When a protester was arrested by the CPD for a “violent outburst” at an Occupy Chicago event, FBI agents interrogated him separately from police, asking if he was part of any “Anarchist type groups” or associated with “individuals in the Anarchist movement.” They also asked if he had ever been approached “to participate in any illegal activity related to anarchist extremism,” to be recruited “into an anarchist group,” or “invited to attend any meetings relating to G-8/NATO.” (The G8 Summit was originally scheduled to be held alongside the NATO Summit in Chicago, until President Obama moved its location to Camp David.) The subject responded that he was not part of, nor ever asked to take part in, any such groups or activities.
An administrative note that prefaces the report shows the FBI’s elastic logic to justify investigating people with anarchist beliefs while maintaining that it is not violating the First Amendment. It states that the subject’s “inclusion [in the report] is not intended to directly or indirectly associate the protected activity” though “it is possible the protected activity could invite a violent or otherwise incendiary reaction towards the subject individual or others in retaliation.” In other words, a subject may freely practice or believe in anarchism, but because other people might hurt him or others for doing so, the FBI may freely spy on anyone suspected of being an anarchist.
The note adds that if “no such [violent or criminal] reaction occurs,” that “no further record” will be kept. Why this report still exists two years later is unclear, especially as the individual denied any association with anarchist groups. The information included in the seven-page report deals primarily with the subject’s transient lifestyle and history of mental illness.
The FBI withheld eight additional pages, which it argued would “disclose techniques and procedures for law enforcement investigations or prosecutions.”
The third document, three unclassified pages of a 30-page report from March 2012, shows the level of cooperation between federal and local law enforcement agencies — even outside the city of Chicago — and offers further evidence of the FBI’s obsession with finding anarchists amid Occupy activists.

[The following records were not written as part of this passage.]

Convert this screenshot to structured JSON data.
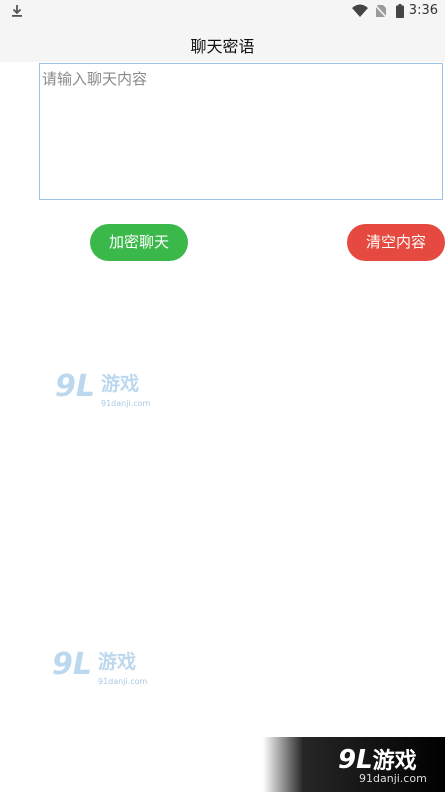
{
  "status_bar": {
    "time": "3:36",
    "icons": [
      "download-icon",
      "wifi-icon",
      "no-sim-icon",
      "battery-icon"
    ]
  },
  "app_bar": {
    "title": "聊天密语"
  },
  "chat_input": {
    "placeholder": "请输入聊天内容",
    "value": ""
  },
  "buttons": {
    "encrypt_label": "加密聊天",
    "clear_label": "清空内容"
  },
  "colors": {
    "encrypt_button": "#3bb84a",
    "clear_button": "#e5493f",
    "input_border": "#9fc1e6",
    "bars": "#f5f5f5"
  },
  "watermarks": {
    "brand_number": "9L",
    "brand_name": "游戏",
    "url": "91danji.com"
  }
}
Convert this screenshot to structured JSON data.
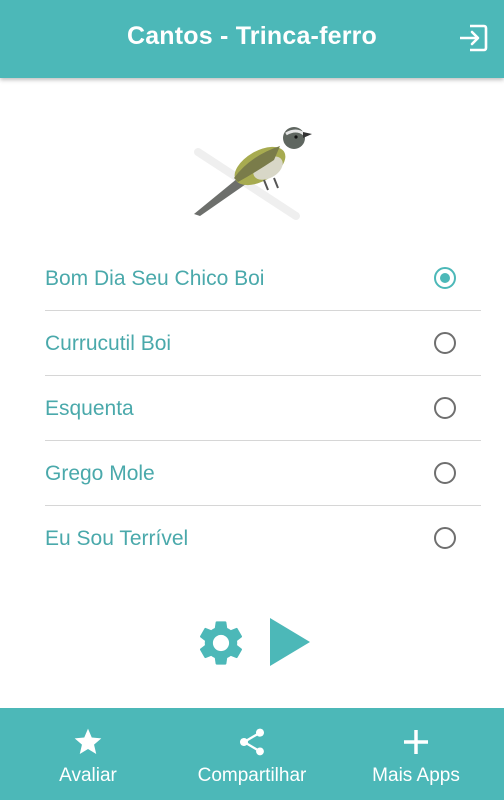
{
  "header": {
    "title": "Cantos - Trinca-ferro",
    "exit_icon": "exit-icon"
  },
  "songs": [
    {
      "label": "Bom Dia Seu Chico Boi",
      "selected": true
    },
    {
      "label": "Currucutil Boi",
      "selected": false
    },
    {
      "label": "Esquenta",
      "selected": false
    },
    {
      "label": "Grego Mole",
      "selected": false
    },
    {
      "label": "Eu Sou Terrível",
      "selected": false
    }
  ],
  "controls": {
    "settings_icon": "gear-icon",
    "play_icon": "play-icon"
  },
  "bottom_nav": [
    {
      "label": "Avaliar",
      "icon": "star-icon"
    },
    {
      "label": "Compartilhar",
      "icon": "share-icon"
    },
    {
      "label": "Mais Apps",
      "icon": "plus-icon"
    }
  ],
  "colors": {
    "accent": "#4cb8b8",
    "list_text": "#4aa9ab",
    "divider": "#d6d6d6"
  }
}
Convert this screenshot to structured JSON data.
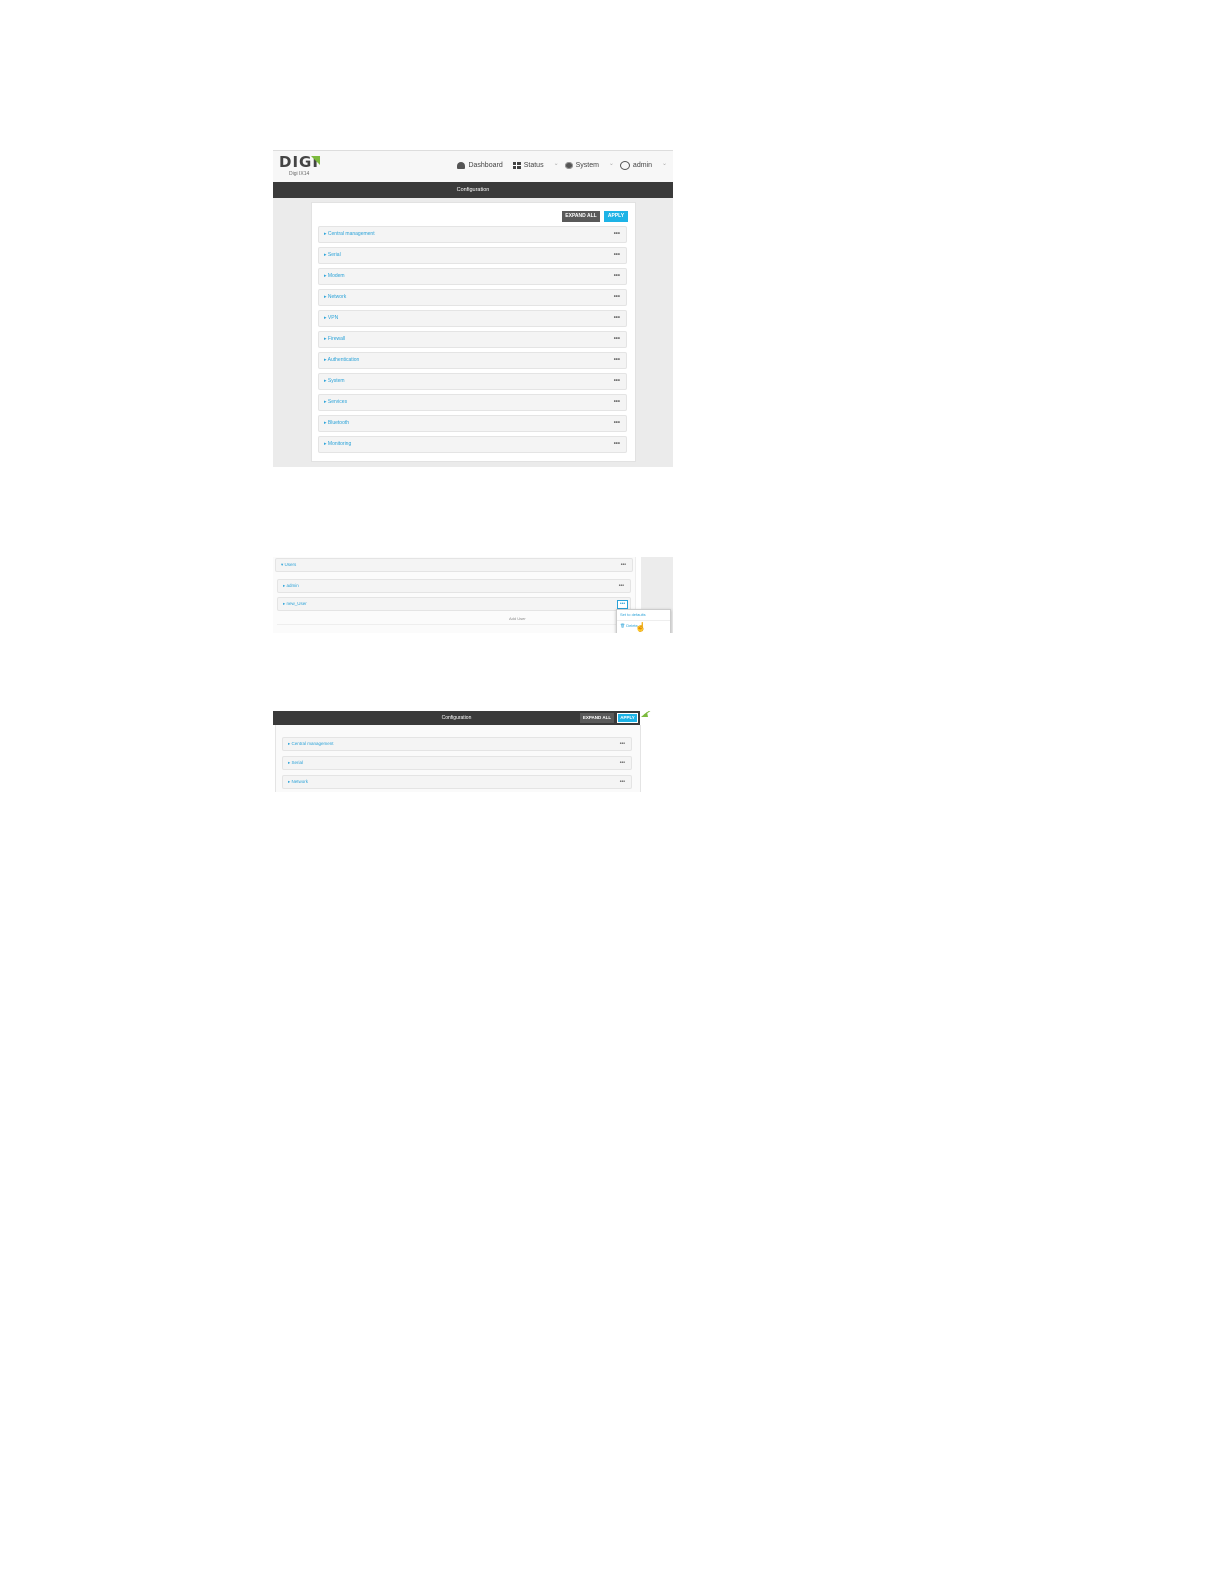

After the suburban Naperville Police arrested a man for “causing a disturbance” on an Amtrak train out of Chicago, they tipped off the FBI that the subject “was involved in Occupy Wall Street,” was heading to Nebraska “to meet up with other like minded anarchists,” and planned to return for the NATO Summit. Under later joint questioning by FBI agents and Amtrak investigators, the subject “refused to elaborate” on his plans and said he would not return for the summit.
As a whole, the documents also bring up issues around the FBI’s cooperation with FOIA requests. Open records advocates routinely criticize the FBI for its lengthy delays and outright denials in responding to FOIA requests. When investigative journalist Jason Leopold filed a FOIA request with the FBI in 2011 seeking documents about Occupy Wall Street, the agency said that none existed. In response to a FOIA request by the Partnership for Civil Justice Fund later that year, the FBI released 112 pages of documents. At the time, the PCJF called the release the “tip of the iceberg,” filing an appeal demanding the agency release more records of the FBI’s files on the Occupy Movement, but there has been no update in the two years since.
The delay of the release of the documents to Kunichoff until October 2014 — more than two years after her initial request — and their rampant redactions give credence to such criticisms. The documents provided here weren’t released to Leopold and the PCJF, despite being arguably within the scope of their requests. Additionally, the FBI’s response to Kunichoff stated that the agency did not search its indices when fulfilling her request—a common tactic the FBI uses to limit the documents turned up by a request.
The agency’s admission that it did not undertake a truly exhaustive search — along with the numerous reports of FBI activities during Occupy Chicago and the NATO Summit — suggest there are still more documents to be found.
This investigation is funded by the Leonard C. Goodman Institute for Investigative Reporting.